--- PROMPT ---
Find the number of lines containing the string "this" in the data. Answer with the number by itself.

Data records for software interfaces:
______

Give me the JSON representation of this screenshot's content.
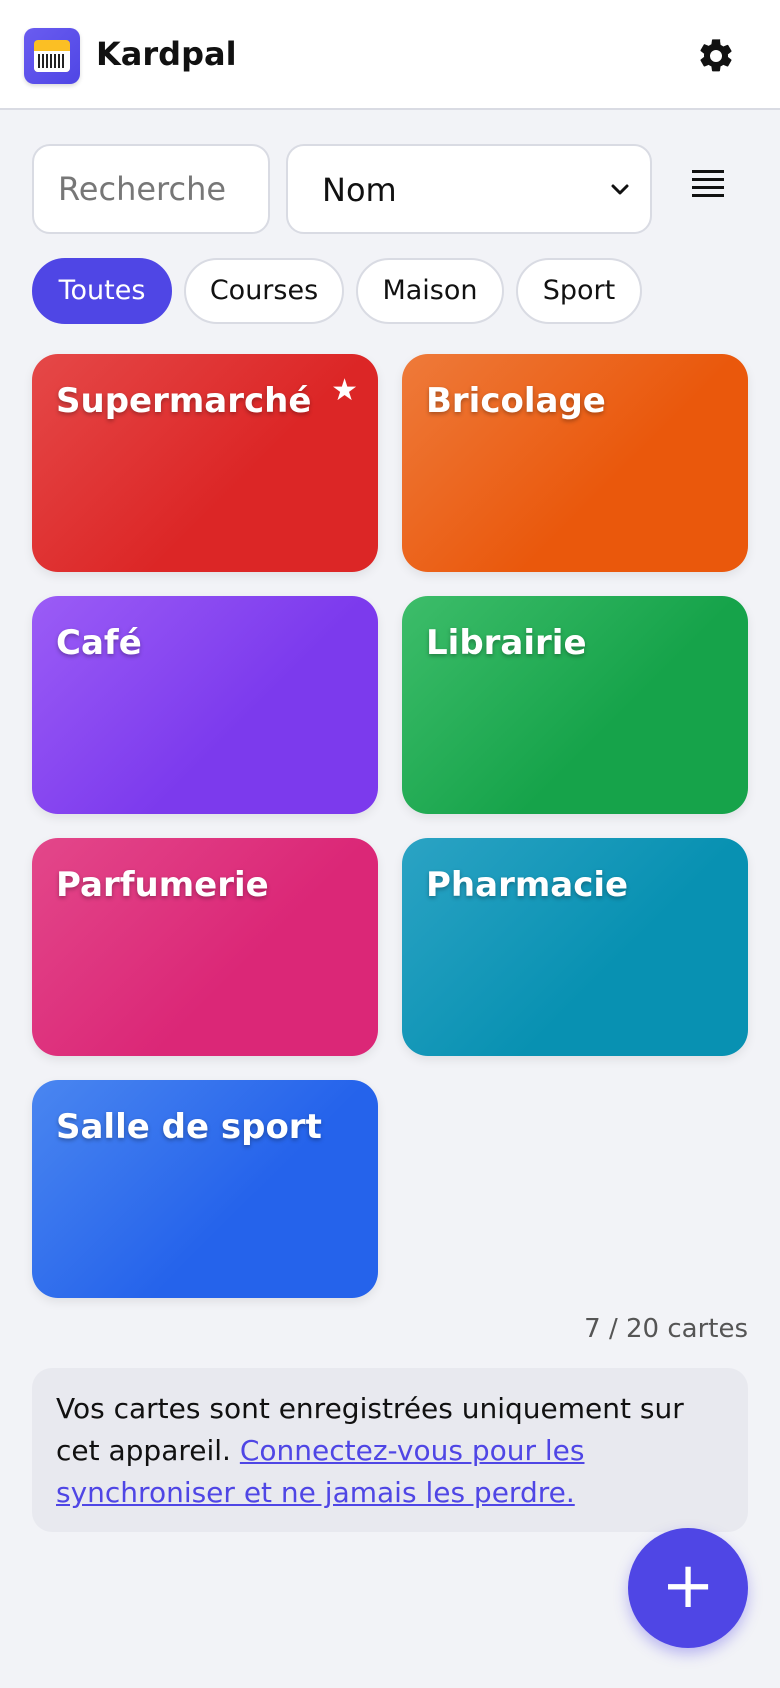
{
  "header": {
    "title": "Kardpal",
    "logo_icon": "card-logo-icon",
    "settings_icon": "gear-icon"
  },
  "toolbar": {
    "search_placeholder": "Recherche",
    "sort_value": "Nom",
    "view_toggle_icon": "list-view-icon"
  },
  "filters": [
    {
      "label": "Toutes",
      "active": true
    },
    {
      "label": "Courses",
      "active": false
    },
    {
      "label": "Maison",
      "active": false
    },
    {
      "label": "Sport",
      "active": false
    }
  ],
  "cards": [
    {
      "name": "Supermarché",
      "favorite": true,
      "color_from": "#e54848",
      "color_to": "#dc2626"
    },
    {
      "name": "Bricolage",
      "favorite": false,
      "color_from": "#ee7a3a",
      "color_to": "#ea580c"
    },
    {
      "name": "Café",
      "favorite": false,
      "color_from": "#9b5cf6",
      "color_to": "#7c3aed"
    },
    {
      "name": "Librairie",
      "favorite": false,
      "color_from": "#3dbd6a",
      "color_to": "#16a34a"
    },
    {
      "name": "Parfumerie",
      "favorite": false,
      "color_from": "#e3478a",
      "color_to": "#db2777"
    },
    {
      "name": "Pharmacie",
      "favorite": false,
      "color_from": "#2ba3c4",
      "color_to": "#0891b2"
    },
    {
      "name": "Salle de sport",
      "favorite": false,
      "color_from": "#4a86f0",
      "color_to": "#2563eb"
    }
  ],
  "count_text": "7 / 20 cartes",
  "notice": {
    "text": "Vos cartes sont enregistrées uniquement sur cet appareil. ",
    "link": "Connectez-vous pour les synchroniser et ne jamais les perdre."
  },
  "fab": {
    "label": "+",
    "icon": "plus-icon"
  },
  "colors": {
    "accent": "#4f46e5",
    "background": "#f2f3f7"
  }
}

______

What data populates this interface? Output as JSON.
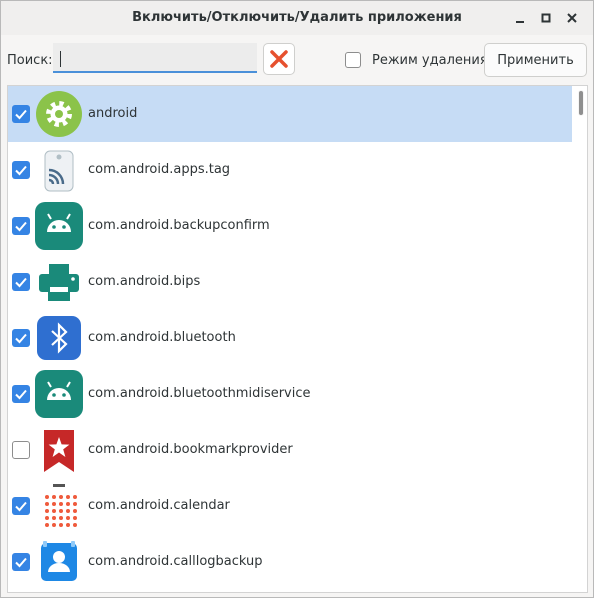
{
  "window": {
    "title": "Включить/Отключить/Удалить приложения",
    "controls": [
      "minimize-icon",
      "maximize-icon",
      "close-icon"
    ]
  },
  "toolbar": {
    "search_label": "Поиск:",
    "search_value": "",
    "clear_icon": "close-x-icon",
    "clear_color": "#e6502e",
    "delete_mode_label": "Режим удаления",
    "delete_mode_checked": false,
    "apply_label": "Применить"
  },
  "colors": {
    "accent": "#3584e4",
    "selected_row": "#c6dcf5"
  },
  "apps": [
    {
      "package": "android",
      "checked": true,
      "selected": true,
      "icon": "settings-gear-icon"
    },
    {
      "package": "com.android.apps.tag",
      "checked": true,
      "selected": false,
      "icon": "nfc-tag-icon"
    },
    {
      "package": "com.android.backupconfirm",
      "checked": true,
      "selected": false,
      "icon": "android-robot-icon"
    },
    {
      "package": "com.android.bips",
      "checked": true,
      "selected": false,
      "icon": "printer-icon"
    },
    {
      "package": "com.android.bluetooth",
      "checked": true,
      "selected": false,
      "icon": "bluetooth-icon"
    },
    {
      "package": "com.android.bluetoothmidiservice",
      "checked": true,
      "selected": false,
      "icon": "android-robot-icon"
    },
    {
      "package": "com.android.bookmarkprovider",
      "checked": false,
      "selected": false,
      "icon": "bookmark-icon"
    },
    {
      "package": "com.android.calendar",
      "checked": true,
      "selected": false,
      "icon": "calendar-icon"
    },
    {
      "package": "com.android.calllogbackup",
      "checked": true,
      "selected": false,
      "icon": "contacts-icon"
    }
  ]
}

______

--- EXERCISE OUTPUT ---
2